TORONTO, CANADA – Canada’s robotic Canadarm2 will install the next two Urthecast cameras on the International Space Station, removing the need for astronauts to go outside to do the work themselves, the company announced today (Sept. 30).
Urthecast plans to place two Earth-facing cameras on the United States side of the station (on Node 3) to add to the two they already have on the Russian Zvezda module. Technical problems with the cameras forced the Russians to do an extra spacewalk to complete the work earlier this year.
The company plans to make images and streaming video of its imagery available to the general public and interested paying customers. One of the Russian-side cameras is facing technical difficulties with pointing, but more equipment is scheduled to blast up to fix it on a Soyuz flight this fall. The camera should be ready by December, Urthecast said.
The U.S.-side cameras will be an improvement over the Russian-side ones, as they will be able to take imagery in radar and multiple other wavelengths simultaneously – a first in space, the company said.
The suite will include a medium-resolution camera perpetually pointing down, and a high-resolution video camera that can focus on a target ahead of the station and swivel for 60 to 90 seconds to keep it in the frame as the station moves.
Urthecast made the announcement at the International Astronautical Congress, which is being held in Toronto this week. The company is working in association with NanoRacks, which is shipping the payload to the station and handling the installation.
Once the cameras are working fully, the company expects revenues will flow from customers willing to pay for the imagery. So far they have been funded by private investment and also by a $57 million initial public offering on the Toronto Stock Exchange in 2013.

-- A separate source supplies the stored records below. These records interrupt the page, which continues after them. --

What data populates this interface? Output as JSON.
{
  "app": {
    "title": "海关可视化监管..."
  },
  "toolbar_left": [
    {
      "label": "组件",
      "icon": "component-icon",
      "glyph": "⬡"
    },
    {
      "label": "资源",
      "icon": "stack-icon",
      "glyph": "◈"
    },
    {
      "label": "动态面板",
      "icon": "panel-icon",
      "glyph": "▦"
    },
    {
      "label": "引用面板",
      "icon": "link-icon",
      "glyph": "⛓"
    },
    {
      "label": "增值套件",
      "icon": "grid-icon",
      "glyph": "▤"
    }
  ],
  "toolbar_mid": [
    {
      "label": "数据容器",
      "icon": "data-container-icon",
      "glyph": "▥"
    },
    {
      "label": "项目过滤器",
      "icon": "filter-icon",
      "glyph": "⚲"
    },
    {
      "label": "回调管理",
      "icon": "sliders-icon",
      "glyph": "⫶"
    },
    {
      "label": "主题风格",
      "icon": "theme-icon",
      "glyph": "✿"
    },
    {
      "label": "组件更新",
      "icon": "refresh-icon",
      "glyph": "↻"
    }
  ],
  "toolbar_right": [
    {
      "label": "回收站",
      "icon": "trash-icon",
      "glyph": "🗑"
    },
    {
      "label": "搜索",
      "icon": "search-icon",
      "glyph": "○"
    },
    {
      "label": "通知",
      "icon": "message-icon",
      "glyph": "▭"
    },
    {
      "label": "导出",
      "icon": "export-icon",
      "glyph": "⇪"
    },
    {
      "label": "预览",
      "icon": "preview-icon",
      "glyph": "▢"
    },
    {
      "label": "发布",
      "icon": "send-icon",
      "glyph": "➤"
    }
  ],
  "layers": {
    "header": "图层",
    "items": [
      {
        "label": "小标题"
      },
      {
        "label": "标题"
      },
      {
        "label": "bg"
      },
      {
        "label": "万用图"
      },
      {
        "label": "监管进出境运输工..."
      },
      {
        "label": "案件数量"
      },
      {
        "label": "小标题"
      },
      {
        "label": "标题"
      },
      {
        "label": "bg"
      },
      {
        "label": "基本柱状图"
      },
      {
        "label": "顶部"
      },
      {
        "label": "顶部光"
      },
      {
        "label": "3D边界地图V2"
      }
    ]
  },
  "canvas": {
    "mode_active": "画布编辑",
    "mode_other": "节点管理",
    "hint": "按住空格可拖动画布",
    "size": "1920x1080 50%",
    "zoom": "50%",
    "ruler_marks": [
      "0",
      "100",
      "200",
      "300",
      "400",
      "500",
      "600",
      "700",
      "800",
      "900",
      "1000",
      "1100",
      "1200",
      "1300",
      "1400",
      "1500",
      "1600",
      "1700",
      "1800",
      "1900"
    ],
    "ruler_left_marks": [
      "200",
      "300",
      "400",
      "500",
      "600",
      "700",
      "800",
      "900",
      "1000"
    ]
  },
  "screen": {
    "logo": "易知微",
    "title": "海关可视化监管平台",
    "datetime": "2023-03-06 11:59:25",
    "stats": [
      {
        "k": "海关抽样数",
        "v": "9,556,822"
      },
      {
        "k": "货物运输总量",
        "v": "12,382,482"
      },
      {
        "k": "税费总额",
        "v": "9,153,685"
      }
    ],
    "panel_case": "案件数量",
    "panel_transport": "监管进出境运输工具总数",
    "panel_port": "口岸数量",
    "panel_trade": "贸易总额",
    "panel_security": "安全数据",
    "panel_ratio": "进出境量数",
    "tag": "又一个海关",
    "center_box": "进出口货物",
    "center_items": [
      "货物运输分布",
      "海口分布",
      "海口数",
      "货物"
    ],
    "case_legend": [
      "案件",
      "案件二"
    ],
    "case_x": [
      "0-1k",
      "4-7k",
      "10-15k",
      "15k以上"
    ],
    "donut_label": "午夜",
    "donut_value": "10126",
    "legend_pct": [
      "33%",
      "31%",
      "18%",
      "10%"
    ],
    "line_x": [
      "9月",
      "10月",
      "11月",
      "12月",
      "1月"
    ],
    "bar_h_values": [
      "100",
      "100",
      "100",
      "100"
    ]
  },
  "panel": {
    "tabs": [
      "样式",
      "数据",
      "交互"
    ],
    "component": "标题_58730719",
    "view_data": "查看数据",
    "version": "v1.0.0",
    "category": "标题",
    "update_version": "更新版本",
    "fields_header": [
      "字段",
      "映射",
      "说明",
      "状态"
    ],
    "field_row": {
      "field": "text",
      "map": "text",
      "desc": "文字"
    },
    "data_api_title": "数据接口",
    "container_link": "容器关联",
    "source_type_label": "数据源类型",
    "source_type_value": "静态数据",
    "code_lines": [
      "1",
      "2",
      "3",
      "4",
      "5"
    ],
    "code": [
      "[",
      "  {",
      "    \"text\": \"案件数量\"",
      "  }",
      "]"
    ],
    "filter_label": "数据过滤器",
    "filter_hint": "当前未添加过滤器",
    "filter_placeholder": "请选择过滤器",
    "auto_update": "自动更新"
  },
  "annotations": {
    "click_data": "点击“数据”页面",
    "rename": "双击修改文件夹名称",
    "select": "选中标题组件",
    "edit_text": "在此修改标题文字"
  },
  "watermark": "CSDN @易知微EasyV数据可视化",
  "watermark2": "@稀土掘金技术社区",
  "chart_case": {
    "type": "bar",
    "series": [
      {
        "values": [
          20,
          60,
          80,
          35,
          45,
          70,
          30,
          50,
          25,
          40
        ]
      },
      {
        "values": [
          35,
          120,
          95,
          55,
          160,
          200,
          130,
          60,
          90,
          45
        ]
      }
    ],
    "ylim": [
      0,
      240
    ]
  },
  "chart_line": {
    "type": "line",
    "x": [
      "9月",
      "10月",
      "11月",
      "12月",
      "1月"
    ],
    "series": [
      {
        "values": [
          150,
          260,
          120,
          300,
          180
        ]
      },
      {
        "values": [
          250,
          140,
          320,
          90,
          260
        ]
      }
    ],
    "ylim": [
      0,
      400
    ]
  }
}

Elizabeth Howell is the senior writer at Universe Today. She also works for Space.com, Space Exploration Network, the NASA Lunar Science Institute, NASA Astrobiology Magazine and LiveScience, among others. Career highlights include watching three shuttle launches, and going on a two-week simulated Mars expedition in rural Utah. You can follow her on Twitter @howellspace or contact her at her website.